Leaner is better. That has been the swine breeders’ mantra for many decades. Commercial producers wanted lean pigs that grew fast and economically. Packers didn’t want fat that they had to throw away. Consumers wanted lean meat.
Canada has been a leader in this trend, selling its genetics to breeders in other countries around the world.
Those gains didn’t come without a cost. Consumers haven’t always been happy with the product they got. At least some of them want fat throughout the meat for flavour. This issue’s cover story is about the industry’s efforts to meet varying demands for different genetics using ultrasound technology that was not available a few years ago.
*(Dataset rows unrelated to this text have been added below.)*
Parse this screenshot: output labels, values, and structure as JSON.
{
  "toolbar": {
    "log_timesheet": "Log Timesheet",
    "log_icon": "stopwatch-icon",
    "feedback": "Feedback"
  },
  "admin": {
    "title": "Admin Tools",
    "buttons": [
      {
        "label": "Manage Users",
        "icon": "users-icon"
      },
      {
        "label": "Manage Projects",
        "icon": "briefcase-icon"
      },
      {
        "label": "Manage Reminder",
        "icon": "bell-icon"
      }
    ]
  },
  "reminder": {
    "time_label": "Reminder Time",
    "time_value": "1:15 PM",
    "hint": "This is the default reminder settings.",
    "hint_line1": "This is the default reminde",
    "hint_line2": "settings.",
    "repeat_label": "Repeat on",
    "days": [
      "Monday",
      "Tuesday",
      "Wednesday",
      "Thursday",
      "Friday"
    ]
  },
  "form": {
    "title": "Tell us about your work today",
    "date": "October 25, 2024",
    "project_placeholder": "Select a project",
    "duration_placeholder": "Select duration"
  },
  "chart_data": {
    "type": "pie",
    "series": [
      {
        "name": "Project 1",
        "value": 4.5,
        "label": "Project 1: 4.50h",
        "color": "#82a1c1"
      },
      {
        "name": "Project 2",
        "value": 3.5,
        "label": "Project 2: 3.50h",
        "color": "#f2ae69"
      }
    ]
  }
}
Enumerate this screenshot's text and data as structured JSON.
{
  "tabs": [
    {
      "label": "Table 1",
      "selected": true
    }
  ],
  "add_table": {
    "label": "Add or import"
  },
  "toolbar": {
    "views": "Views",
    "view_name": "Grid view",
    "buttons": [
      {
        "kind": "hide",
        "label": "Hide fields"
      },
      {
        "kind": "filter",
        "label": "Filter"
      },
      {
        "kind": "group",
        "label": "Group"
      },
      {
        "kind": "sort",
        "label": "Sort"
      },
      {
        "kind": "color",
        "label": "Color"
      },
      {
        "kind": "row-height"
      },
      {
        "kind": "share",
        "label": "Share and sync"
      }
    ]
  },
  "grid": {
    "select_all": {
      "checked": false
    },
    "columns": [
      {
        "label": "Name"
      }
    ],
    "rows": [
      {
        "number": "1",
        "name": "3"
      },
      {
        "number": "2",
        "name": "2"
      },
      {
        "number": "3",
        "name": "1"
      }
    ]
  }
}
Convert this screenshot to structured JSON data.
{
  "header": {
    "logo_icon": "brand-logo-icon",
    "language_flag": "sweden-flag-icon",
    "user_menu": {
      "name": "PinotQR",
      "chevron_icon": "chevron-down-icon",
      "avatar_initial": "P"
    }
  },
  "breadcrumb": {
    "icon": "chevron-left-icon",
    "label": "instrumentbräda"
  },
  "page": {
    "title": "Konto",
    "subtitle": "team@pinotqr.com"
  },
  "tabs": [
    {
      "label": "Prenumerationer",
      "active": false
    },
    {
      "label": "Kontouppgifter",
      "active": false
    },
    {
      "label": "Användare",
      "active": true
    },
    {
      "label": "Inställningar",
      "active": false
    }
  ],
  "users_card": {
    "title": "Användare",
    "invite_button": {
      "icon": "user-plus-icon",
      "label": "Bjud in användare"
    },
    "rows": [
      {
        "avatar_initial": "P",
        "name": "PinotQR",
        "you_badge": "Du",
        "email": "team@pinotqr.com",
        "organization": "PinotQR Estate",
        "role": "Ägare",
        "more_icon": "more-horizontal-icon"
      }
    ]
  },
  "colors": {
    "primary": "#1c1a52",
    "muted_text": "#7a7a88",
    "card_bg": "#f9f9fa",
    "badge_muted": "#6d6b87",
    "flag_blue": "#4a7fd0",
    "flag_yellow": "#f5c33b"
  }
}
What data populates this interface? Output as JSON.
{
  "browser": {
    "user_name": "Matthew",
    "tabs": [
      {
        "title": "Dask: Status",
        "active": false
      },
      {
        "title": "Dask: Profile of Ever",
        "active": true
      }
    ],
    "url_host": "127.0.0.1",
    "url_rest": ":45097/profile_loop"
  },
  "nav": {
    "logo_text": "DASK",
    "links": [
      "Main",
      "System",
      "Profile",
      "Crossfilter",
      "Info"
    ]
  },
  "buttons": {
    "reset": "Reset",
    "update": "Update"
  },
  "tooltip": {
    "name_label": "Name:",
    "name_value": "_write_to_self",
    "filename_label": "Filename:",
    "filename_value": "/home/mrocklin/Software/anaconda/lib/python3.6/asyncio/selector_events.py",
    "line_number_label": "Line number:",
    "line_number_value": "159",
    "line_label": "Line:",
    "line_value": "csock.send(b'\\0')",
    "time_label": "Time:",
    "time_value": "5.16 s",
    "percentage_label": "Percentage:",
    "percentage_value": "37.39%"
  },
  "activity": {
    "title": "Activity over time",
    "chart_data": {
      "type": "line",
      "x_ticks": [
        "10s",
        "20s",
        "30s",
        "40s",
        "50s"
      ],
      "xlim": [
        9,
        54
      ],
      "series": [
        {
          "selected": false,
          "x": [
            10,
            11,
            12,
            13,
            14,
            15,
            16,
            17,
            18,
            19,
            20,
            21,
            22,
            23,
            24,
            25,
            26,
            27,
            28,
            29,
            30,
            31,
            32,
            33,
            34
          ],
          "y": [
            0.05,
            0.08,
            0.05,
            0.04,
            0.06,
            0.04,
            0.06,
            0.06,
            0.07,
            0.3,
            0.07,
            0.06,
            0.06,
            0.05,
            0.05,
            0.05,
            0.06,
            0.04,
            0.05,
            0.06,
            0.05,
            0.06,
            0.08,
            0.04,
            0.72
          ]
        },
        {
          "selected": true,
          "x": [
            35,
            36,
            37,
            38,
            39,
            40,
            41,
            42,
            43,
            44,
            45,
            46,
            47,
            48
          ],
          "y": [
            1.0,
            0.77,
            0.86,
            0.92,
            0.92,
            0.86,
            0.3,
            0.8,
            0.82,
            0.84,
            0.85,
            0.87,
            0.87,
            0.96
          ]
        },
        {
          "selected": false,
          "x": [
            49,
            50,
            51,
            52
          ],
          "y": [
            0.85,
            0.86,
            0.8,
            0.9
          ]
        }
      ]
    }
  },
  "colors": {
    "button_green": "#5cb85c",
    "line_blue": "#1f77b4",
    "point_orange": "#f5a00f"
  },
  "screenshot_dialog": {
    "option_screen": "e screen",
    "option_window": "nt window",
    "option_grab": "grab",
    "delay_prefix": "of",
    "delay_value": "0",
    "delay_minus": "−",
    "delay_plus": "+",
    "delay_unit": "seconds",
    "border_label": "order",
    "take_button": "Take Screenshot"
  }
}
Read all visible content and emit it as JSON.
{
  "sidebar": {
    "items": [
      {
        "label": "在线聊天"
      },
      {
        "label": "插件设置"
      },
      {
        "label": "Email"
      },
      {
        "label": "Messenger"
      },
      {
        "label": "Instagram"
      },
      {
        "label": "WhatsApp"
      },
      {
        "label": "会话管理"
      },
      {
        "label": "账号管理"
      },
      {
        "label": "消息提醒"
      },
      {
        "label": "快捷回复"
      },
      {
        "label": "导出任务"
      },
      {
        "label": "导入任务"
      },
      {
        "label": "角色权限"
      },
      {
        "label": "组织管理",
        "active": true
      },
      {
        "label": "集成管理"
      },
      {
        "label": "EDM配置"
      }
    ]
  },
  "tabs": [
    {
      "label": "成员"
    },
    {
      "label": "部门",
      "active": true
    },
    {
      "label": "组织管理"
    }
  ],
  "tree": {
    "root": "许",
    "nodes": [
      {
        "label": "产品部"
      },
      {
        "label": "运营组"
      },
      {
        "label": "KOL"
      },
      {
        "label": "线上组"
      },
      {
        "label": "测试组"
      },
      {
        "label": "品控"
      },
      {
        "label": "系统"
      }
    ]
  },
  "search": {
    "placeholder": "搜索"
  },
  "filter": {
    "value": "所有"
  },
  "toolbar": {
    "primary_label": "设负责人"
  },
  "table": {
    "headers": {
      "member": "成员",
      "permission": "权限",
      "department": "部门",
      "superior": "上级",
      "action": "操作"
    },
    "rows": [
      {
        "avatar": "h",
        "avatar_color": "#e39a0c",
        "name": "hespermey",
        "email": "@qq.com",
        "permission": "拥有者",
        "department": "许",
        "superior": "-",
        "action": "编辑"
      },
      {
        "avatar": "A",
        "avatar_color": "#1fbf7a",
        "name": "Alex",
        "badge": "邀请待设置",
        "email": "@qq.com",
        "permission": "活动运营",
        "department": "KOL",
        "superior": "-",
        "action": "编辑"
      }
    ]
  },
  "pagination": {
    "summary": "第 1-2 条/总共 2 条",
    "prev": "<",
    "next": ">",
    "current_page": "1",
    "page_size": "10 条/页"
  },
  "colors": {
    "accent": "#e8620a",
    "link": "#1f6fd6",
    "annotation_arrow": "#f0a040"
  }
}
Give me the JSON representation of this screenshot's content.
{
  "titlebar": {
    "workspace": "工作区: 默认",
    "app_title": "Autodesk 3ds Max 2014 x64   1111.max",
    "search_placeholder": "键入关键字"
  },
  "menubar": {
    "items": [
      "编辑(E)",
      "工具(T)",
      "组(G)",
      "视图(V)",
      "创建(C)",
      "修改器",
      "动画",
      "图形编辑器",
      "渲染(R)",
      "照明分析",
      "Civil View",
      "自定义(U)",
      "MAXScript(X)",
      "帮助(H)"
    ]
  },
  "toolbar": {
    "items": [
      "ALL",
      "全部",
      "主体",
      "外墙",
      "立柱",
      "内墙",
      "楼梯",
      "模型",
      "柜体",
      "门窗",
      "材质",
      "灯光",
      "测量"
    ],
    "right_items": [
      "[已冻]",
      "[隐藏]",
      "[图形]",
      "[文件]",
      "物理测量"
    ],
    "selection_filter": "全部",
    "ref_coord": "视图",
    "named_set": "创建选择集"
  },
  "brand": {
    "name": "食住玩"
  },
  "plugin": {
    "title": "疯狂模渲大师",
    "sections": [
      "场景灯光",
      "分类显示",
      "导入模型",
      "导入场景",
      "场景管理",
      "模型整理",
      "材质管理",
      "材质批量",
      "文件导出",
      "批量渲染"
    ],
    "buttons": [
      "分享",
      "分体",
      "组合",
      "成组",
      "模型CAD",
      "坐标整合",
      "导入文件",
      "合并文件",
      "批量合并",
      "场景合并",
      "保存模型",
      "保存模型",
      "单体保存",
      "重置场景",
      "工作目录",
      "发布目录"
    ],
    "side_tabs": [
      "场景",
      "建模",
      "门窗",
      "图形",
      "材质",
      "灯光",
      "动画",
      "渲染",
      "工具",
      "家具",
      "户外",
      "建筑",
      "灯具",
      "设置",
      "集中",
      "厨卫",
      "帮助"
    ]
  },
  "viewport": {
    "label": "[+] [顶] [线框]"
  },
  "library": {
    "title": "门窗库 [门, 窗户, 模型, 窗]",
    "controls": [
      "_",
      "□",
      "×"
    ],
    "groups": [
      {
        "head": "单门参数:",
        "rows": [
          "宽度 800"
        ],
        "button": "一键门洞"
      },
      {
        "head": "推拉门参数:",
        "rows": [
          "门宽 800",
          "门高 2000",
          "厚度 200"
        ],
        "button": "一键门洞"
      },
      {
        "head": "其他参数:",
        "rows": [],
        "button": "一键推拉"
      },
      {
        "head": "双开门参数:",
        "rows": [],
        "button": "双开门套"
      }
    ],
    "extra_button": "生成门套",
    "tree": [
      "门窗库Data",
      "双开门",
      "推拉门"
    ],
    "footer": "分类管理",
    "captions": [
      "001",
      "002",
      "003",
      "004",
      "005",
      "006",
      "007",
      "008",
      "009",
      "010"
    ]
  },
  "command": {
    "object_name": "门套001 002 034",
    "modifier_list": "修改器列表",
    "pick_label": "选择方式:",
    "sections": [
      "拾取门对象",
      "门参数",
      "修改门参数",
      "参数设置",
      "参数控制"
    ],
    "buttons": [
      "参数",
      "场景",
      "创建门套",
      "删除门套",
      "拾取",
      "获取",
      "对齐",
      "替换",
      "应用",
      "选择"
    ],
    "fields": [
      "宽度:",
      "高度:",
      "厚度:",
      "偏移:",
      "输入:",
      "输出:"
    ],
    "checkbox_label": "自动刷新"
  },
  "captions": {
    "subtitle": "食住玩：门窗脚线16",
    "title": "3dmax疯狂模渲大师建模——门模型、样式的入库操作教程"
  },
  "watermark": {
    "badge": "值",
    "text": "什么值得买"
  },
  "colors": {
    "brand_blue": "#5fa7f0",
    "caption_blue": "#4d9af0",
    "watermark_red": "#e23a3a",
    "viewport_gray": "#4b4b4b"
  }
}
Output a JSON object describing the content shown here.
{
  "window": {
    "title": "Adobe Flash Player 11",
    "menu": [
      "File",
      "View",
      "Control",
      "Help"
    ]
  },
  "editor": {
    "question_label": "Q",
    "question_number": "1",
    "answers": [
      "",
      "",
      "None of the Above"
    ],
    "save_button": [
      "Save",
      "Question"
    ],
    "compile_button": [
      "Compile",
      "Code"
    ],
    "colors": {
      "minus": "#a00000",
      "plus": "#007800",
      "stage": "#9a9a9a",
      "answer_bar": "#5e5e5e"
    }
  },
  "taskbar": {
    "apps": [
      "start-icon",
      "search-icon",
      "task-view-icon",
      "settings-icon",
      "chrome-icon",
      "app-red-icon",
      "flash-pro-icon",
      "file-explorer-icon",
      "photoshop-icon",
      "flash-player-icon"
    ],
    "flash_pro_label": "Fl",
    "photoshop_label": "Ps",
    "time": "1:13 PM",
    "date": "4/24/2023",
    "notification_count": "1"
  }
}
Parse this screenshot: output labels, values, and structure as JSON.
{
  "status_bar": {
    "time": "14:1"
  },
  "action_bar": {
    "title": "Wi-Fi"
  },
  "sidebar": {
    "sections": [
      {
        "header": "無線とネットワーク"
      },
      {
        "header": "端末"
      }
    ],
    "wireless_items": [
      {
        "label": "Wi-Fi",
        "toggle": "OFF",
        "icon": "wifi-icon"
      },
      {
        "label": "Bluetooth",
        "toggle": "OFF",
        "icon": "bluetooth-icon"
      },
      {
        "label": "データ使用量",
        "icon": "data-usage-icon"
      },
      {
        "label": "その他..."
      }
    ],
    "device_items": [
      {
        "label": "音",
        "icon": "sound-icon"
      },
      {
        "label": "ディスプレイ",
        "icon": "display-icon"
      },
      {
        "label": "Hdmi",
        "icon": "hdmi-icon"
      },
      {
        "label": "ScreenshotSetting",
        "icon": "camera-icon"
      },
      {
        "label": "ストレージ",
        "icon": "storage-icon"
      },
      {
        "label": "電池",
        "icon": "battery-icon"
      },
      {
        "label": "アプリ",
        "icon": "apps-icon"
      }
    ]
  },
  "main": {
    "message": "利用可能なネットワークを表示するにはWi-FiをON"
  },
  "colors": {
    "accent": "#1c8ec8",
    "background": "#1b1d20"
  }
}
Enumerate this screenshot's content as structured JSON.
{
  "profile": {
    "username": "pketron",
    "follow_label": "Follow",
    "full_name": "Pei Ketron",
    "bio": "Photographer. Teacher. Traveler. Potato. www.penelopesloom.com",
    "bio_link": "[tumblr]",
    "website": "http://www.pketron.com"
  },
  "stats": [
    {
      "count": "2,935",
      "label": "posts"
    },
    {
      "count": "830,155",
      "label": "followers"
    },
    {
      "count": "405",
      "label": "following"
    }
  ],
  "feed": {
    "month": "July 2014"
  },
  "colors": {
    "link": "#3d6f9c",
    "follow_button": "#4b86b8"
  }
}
The day when a farrowing barn operator can order semen to produce high or low marbling is here now. That story, by Don Stoneman, starts on page 12.
Our nutrition writer Janice Murphy continues to examine the role that spray-dried blood plasma in feed plays in the feeding of newly weaned pigs. There’s more evidence that points towards an enhanced immune function in stressed pigs. Her article starts on page 25.
In the first of a two-part series, veterinarian Ernest Sanford looks at external parasitic diseases that have largely been removed from the province’s pig herds. The writer says their elimination is a cause for celebration.
And our European writer, Norman Dunn warns that in Germany some highly productive herds are taking longer to farrow, throwing breeding schedules out of whack. It’s proof once again that, when it comes to genetics, not all gains are straightforward.